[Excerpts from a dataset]
-- Opening Marker --
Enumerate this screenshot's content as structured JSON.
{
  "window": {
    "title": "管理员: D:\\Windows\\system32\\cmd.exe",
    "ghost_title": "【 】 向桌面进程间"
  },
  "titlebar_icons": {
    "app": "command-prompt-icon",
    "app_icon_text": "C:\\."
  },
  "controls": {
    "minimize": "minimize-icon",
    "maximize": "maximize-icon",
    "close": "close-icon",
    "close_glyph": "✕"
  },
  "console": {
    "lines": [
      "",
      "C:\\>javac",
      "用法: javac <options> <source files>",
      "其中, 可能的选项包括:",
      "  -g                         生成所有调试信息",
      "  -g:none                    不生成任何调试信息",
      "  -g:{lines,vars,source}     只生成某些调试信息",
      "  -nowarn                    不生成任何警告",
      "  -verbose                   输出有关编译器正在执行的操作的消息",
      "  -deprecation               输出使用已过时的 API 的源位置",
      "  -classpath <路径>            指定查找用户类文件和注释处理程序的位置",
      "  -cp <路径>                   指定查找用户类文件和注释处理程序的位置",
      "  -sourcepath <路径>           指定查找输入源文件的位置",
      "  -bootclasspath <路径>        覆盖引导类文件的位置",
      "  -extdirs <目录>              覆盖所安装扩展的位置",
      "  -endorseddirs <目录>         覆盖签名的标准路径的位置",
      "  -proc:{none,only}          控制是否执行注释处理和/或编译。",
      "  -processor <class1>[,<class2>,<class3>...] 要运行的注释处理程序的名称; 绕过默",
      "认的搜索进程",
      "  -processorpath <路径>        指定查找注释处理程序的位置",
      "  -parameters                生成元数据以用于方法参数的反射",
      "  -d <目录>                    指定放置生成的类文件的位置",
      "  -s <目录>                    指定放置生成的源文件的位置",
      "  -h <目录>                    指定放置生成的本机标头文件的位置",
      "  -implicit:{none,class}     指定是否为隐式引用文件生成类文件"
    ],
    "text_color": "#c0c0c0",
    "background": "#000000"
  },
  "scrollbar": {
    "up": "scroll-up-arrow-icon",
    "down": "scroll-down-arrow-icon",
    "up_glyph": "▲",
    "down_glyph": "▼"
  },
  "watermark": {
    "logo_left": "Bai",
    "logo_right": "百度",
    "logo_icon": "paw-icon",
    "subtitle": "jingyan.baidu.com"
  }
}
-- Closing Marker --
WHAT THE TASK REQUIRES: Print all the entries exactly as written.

REPLY TO THE EXERCISE:
Enumerate this screenshot's content as structured JSON.
{
  "window": {
    "title": "管理员: D:\\Windows\\system32\\cmd.exe",
    "ghost_title": "【 】 向桌面进程间"
  },
  "titlebar_icons": {
    "app": "command-prompt-icon",
    "app_icon_text": "C:\\."
  },
  "controls": {
    "minimize": "minimize-icon",
    "maximize": "maximize-icon",
    "close": "close-icon",
    "close_glyph": "✕"
  },
  "console": {
    "lines": [
      "",
      "C:\\>javac",
      "用法: javac <options> <source files>",
      "其中, 可能的选项包括:",
      "  -g                         生成所有调试信息",
      "  -g:none                    不生成任何调试信息",
      "  -g:{lines,vars,source}     只生成某些调试信息",
      "  -nowarn                    不生成任何警告",
      "  -verbose                   输出有关编译器正在执行的操作的消息",
      "  -deprecation               输出使用已过时的 API 的源位置",
      "  -classpath <路径>            指定查找用户类文件和注释处理程序的位置",
      "  -cp <路径>                   指定查找用户类文件和注释处理程序的位置",
      "  -sourcepath <路径>           指定查找输入源文件的位置",
      "  -bootclasspath <路径>        覆盖引导类文件的位置",
      "  -extdirs <目录>              覆盖所安装扩展的位置",
      "  -endorseddirs <目录>         覆盖签名的标准路径的位置",
      "  -proc:{none,only}          控制是否执行注释处理和/或编译。",
      "  -processor <class1>[,<class2>,<class3>...] 要运行的注释处理程序的名称; 绕过默",
      "认的搜索进程",
      "  -processorpath <路径>        指定查找注释处理程序的位置",
      "  -parameters                生成元数据以用于方法参数的反射",
      "  -d <目录>                    指定放置生成的类文件的位置",
      "  -s <目录>                    指定放置生成的源文件的位置",
      "  -h <目录>                    指定放置生成的本机标头文件的位置",
      "  -implicit:{none,class}     指定是否为隐式引用文件生成类文件"
    ],
    "text_color": "#c0c0c0",
    "background": "#000000"
  },
  "scrollbar": {
    "up": "scroll-up-arrow-icon",
    "down": "scroll-down-arrow-icon",
    "up_glyph": "▲",
    "down_glyph": "▼"
  },
  "watermark": {
    "logo_left": "Bai",
    "logo_right": "百度",
    "logo_icon": "paw-icon",
    "subtitle": "jingyan.baidu.com"
  }
}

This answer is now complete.